Saved data entries
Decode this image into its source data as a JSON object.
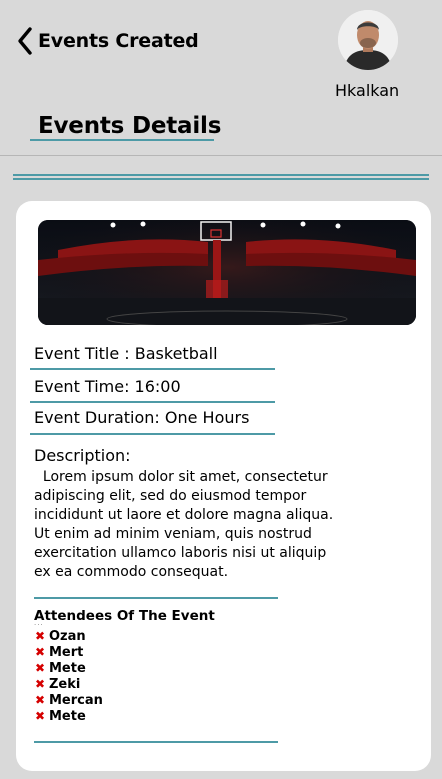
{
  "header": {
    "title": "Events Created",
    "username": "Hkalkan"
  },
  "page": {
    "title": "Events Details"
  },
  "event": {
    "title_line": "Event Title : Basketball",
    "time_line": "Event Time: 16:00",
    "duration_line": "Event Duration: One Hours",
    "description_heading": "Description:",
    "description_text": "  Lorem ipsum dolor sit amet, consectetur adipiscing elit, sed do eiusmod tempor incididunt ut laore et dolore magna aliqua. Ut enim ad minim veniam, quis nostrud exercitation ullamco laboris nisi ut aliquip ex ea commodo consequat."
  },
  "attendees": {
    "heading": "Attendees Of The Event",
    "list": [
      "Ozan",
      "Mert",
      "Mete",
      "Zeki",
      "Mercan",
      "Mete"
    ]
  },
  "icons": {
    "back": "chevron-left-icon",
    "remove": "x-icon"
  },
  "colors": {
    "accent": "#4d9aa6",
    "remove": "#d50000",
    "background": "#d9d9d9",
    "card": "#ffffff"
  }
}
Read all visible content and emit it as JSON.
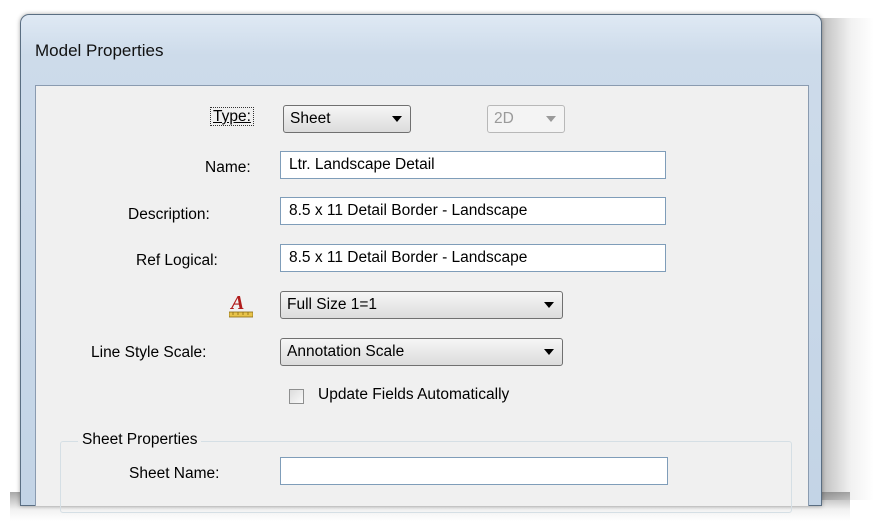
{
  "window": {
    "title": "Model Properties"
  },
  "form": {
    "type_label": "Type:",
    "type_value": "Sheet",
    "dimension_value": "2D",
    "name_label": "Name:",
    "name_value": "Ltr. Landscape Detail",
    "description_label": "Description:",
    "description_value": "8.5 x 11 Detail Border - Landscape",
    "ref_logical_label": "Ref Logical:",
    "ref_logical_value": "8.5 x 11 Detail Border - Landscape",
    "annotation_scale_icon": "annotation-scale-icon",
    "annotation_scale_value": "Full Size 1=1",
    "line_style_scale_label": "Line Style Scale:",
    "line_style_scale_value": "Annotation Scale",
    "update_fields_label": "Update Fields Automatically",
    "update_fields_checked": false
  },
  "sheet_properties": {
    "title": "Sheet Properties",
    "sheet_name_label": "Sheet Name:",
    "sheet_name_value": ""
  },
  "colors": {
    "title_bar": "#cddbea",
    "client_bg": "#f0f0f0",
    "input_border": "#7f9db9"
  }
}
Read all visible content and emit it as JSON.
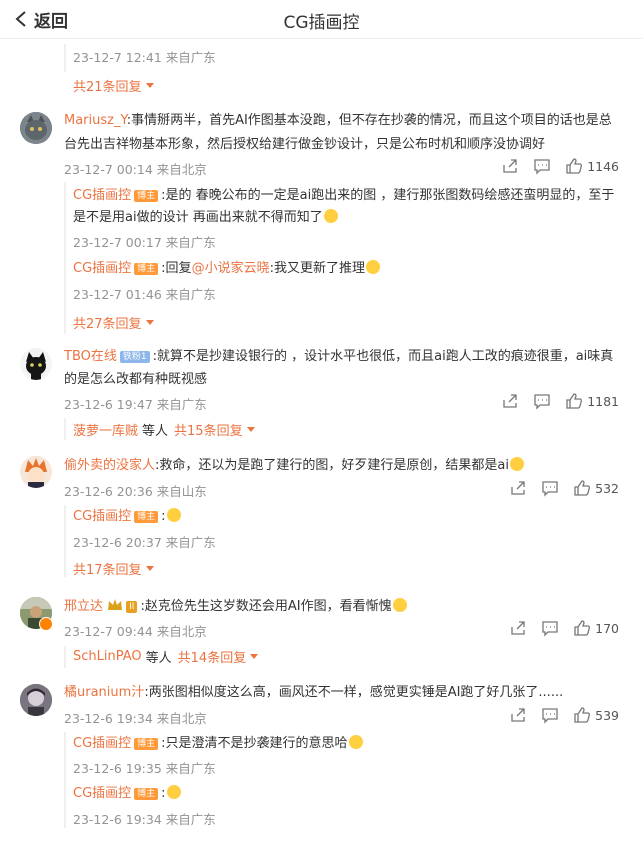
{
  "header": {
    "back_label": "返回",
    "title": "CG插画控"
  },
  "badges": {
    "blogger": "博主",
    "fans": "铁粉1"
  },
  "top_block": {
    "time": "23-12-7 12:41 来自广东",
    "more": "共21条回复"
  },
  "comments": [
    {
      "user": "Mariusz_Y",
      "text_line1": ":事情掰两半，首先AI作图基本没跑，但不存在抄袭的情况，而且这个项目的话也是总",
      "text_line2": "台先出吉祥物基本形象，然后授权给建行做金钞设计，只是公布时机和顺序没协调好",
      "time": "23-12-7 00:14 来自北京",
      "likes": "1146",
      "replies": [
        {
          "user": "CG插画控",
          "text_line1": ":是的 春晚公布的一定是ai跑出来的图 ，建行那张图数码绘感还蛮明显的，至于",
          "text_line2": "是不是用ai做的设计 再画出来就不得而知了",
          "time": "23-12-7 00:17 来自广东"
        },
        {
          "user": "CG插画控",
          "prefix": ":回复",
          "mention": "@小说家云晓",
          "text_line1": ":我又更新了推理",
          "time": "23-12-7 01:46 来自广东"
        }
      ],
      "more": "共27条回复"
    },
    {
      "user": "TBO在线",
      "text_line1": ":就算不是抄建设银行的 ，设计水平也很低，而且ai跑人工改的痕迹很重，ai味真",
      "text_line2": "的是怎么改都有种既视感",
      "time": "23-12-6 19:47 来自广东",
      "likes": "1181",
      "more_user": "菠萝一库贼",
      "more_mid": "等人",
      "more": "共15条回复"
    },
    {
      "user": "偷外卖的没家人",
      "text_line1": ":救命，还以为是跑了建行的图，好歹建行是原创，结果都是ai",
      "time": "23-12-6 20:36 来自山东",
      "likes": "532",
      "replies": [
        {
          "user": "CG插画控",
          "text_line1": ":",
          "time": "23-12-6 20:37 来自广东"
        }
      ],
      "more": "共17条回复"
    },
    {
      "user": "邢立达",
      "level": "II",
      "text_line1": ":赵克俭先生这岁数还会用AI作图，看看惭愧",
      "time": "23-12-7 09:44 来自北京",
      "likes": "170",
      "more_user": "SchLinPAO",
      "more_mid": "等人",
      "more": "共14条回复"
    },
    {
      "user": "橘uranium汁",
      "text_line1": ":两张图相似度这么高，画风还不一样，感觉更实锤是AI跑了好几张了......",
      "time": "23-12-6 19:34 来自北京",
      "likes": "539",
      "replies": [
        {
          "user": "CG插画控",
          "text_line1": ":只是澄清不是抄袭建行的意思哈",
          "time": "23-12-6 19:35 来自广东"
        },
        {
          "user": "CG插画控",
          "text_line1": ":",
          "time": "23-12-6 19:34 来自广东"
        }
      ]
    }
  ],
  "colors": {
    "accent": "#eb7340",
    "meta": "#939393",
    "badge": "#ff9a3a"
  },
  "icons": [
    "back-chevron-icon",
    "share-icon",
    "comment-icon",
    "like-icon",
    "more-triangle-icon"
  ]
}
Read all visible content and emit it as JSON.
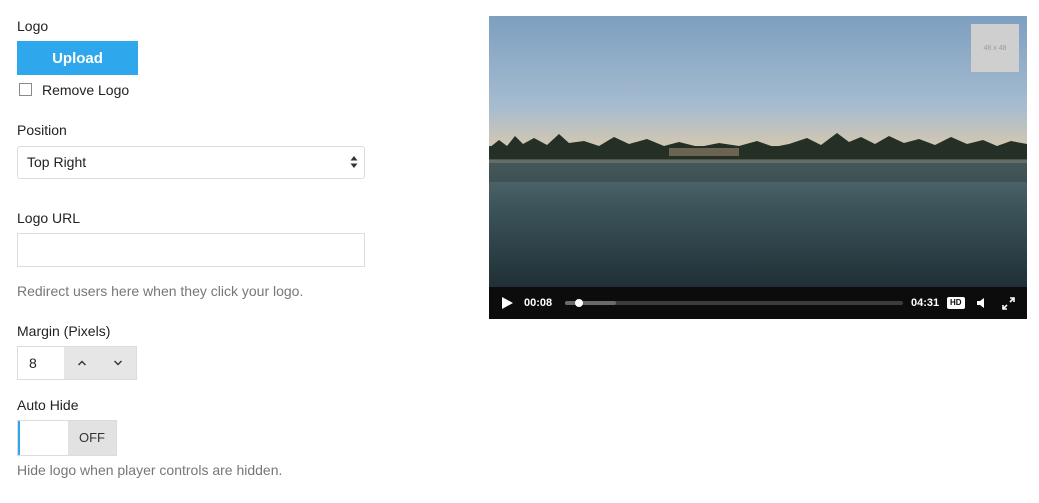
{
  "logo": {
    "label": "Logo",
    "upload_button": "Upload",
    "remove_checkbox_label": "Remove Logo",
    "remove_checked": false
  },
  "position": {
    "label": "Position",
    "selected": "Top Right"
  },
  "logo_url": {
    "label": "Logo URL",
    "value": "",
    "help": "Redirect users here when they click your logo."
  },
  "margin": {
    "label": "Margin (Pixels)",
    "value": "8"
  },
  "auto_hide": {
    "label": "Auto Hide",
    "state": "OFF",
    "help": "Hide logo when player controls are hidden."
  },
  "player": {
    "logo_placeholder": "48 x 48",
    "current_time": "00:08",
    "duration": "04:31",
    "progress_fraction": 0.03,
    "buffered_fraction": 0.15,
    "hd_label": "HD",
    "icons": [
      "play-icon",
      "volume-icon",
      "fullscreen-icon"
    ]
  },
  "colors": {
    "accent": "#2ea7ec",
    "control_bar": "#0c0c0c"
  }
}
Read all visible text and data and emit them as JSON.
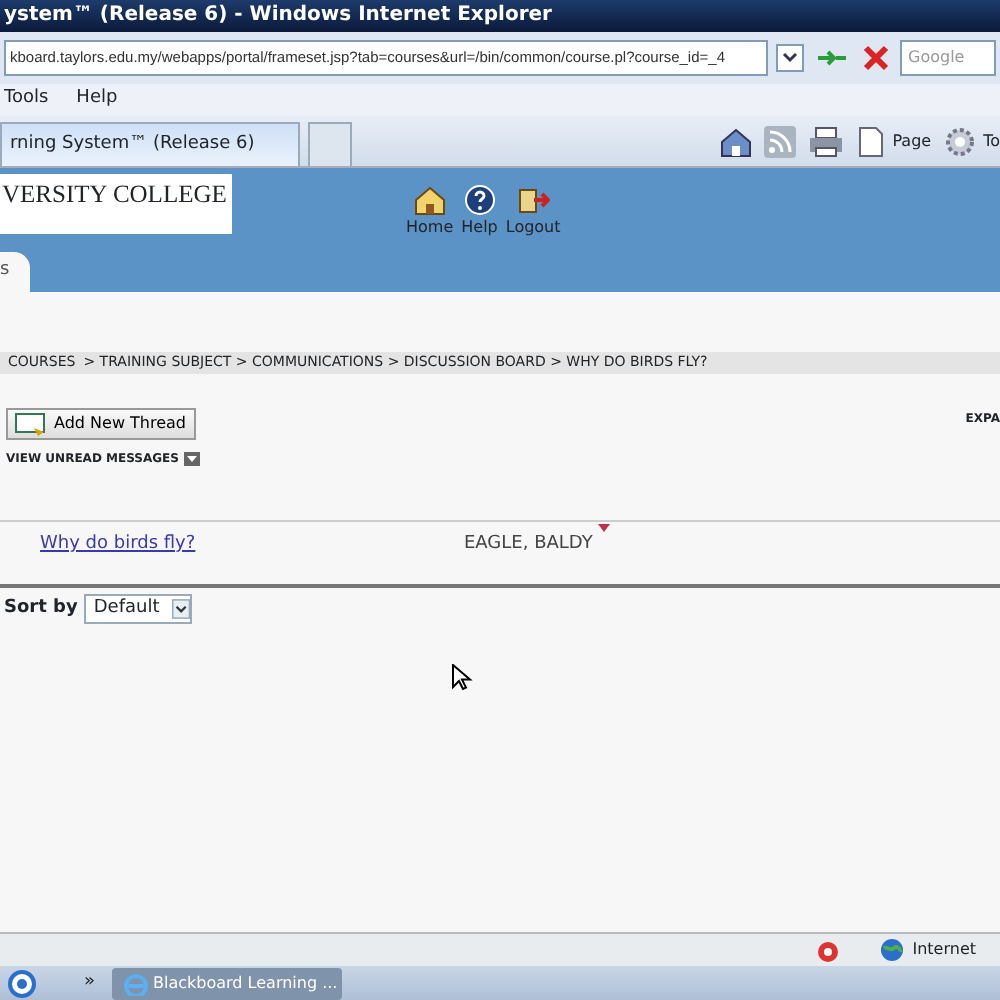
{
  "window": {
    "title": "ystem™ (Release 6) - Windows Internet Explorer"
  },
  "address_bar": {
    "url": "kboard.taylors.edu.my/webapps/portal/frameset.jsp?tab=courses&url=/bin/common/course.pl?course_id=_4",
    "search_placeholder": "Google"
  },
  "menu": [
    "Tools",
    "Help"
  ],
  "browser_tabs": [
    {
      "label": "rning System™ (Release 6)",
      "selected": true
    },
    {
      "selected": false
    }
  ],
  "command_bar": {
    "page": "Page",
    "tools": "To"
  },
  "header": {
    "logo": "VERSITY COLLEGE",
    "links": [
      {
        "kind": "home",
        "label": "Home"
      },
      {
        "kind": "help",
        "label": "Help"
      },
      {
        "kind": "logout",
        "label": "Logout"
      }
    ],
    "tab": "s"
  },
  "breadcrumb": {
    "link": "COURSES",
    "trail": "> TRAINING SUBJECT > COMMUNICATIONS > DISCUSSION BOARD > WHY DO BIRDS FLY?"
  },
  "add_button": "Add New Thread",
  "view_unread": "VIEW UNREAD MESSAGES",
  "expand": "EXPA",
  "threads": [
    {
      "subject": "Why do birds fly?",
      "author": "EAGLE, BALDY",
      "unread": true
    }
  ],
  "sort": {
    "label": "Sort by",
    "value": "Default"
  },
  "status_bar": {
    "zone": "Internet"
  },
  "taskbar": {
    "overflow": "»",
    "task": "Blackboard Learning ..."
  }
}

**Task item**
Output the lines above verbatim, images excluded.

**Response for this exercise**
Decode this image into its source data as a JSON object.
{
  "header": {
    "title": "Events Created",
    "username": "Hkalkan"
  },
  "page": {
    "title": "Events Details"
  },
  "event": {
    "title_line": "Event Title : Basketball",
    "time_line": "Event Time: 16:00",
    "duration_line": "Event Duration: One Hours",
    "description_heading": "Description:",
    "description_text": "  Lorem ipsum dolor sit amet, consectetur adipiscing elit, sed do eiusmod tempor incididunt ut laore et dolore magna aliqua. Ut enim ad minim veniam, quis nostrud exercitation ullamco laboris nisi ut aliquip ex ea commodo consequat."
  },
  "attendees": {
    "heading": "Attendees Of The Event",
    "list": [
      "Ozan",
      "Mert",
      "Mete",
      "Zeki",
      "Mercan",
      "Mete"
    ]
  },
  "icons": {
    "back": "chevron-left-icon",
    "remove": "x-icon"
  },
  "colors": {
    "accent": "#4d9aa6",
    "remove": "#d50000",
    "background": "#d9d9d9",
    "card": "#ffffff"
  }
}
Read all visible content and emit it as JSON.
{
  "window": {
    "title": "Model Properties"
  },
  "form": {
    "type_label": "Type:",
    "type_value": "Sheet",
    "dimension_value": "2D",
    "name_label": "Name:",
    "name_value": "Ltr. Landscape Detail",
    "description_label": "Description:",
    "description_value": "8.5 x 11 Detail Border - Landscape",
    "ref_logical_label": "Ref Logical:",
    "ref_logical_value": "8.5 x 11 Detail Border - Landscape",
    "annotation_scale_icon": "annotation-scale-icon",
    "annotation_scale_value": "Full Size 1=1",
    "line_style_scale_label": "Line Style Scale:",
    "line_style_scale_value": "Annotation Scale",
    "update_fields_label": "Update Fields Automatically",
    "update_fields_checked": false
  },
  "sheet_properties": {
    "title": "Sheet Properties",
    "sheet_name_label": "Sheet Name:",
    "sheet_name_value": ""
  },
  "colors": {
    "title_bar": "#cddbea",
    "client_bg": "#f0f0f0",
    "input_border": "#7f9db9"
  }
}
Read all visible content and emit it as JSON.
{
  "header": {
    "back_label": "返回",
    "title": "CG插画控"
  },
  "badges": {
    "blogger": "博主",
    "fans": "铁粉1"
  },
  "top_block": {
    "time": "23-12-7 12:41 来自广东",
    "more": "共21条回复"
  },
  "comments": [
    {
      "user": "Mariusz_Y",
      "text_line1": ":事情掰两半，首先AI作图基本没跑，但不存在抄袭的情况，而且这个项目的话也是总",
      "text_line2": "台先出吉祥物基本形象，然后授权给建行做金钞设计，只是公布时机和顺序没协调好",
      "time": "23-12-7 00:14 来自北京",
      "likes": "1146",
      "replies": [
        {
          "user": "CG插画控",
          "text_line1": ":是的 春晚公布的一定是ai跑出来的图 ，建行那张图数码绘感还蛮明显的，至于",
          "text_line2": "是不是用ai做的设计 再画出来就不得而知了",
          "time": "23-12-7 00:17 来自广东"
        },
        {
          "user": "CG插画控",
          "prefix": ":回复",
          "mention": "@小说家云晓",
          "text_line1": ":我又更新了推理",
          "time": "23-12-7 01:46 来自广东"
        }
      ],
      "more": "共27条回复"
    },
    {
      "user": "TBO在线",
      "text_line1": ":就算不是抄建设银行的 ，设计水平也很低，而且ai跑人工改的痕迹很重，ai味真",
      "text_line2": "的是怎么改都有种既视感",
      "time": "23-12-6 19:47 来自广东",
      "likes": "1181",
      "more_user": "菠萝一库贼",
      "more_mid": "等人",
      "more": "共15条回复"
    },
    {
      "user": "偷外卖的没家人",
      "text_line1": ":救命，还以为是跑了建行的图，好歹建行是原创，结果都是ai",
      "time": "23-12-6 20:36 来自山东",
      "likes": "532",
      "replies": [
        {
          "user": "CG插画控",
          "text_line1": ":",
          "time": "23-12-6 20:37 来自广东"
        }
      ],
      "more": "共17条回复"
    },
    {
      "user": "邢立达",
      "level": "II",
      "text_line1": ":赵克俭先生这岁数还会用AI作图，看看惭愧",
      "time": "23-12-7 09:44 来自北京",
      "likes": "170",
      "more_user": "SchLinPAO",
      "more_mid": "等人",
      "more": "共14条回复"
    },
    {
      "user": "橘uranium汁",
      "text_line1": ":两张图相似度这么高，画风还不一样，感觉更实锤是AI跑了好几张了......",
      "time": "23-12-6 19:34 来自北京",
      "likes": "539",
      "replies": [
        {
          "user": "CG插画控",
          "text_line1": ":只是澄清不是抄袭建行的意思哈",
          "time": "23-12-6 19:35 来自广东"
        },
        {
          "user": "CG插画控",
          "text_line1": ":",
          "time": "23-12-6 19:34 来自广东"
        }
      ]
    }
  ],
  "colors": {
    "accent": "#eb7340",
    "meta": "#939393",
    "badge": "#ff9a3a"
  },
  "icons": [
    "back-chevron-icon",
    "share-icon",
    "comment-icon",
    "like-icon",
    "more-triangle-icon"
  ]
}
Read all visible content and emit it as JSON.
{
  "logo": {
    "label": "Logo",
    "upload_button": "Upload",
    "remove_checkbox_label": "Remove Logo",
    "remove_checked": false
  },
  "position": {
    "label": "Position",
    "selected": "Top Right"
  },
  "logo_url": {
    "label": "Logo URL",
    "value": "",
    "help": "Redirect users here when they click your logo."
  },
  "margin": {
    "label": "Margin (Pixels)",
    "value": "8"
  },
  "auto_hide": {
    "label": "Auto Hide",
    "state": "OFF",
    "help": "Hide logo when player controls are hidden."
  },
  "player": {
    "logo_placeholder": "48 x 48",
    "current_time": "00:08",
    "duration": "04:31",
    "progress_fraction": 0.03,
    "buffered_fraction": 0.15,
    "hd_label": "HD",
    "icons": [
      "play-icon",
      "volume-icon",
      "fullscreen-icon"
    ]
  },
  "colors": {
    "accent": "#2ea7ec",
    "control_bar": "#0c0c0c"
  }
}
Read all visible text and data and emit them as JSON.
{
  "window": {
    "title": "ystem™ (Release 6) - Windows Internet Explorer"
  },
  "address_bar": {
    "url": "kboard.taylors.edu.my/webapps/portal/frameset.jsp?tab=courses&url=/bin/common/course.pl?course_id=_4",
    "search_placeholder": "Google"
  },
  "menu": [
    "Tools",
    "Help"
  ],
  "browser_tabs": [
    {
      "label": "rning System™ (Release 6)",
      "selected": true
    },
    {
      "selected": false
    }
  ],
  "command_bar": {
    "page": "Page",
    "tools": "To"
  },
  "header": {
    "logo": "VERSITY COLLEGE",
    "links": [
      {
        "kind": "home",
        "label": "Home"
      },
      {
        "kind": "help",
        "label": "Help"
      },
      {
        "kind": "logout",
        "label": "Logout"
      }
    ],
    "tab": "s"
  },
  "breadcrumb": {
    "link": "COURSES",
    "trail": "> TRAINING SUBJECT > COMMUNICATIONS > DISCUSSION BOARD > WHY DO BIRDS FLY?"
  },
  "add_button": "Add New Thread",
  "view_unread": "VIEW UNREAD MESSAGES",
  "expand": "EXPA",
  "threads": [
    {
      "subject": "Why do birds fly?",
      "author": "EAGLE, BALDY",
      "unread": true
    }
  ],
  "sort": {
    "label": "Sort by",
    "value": "Default"
  },
  "status_bar": {
    "zone": "Internet"
  },
  "taskbar": {
    "overflow": "»",
    "task": "Blackboard Learning ..."
  }
}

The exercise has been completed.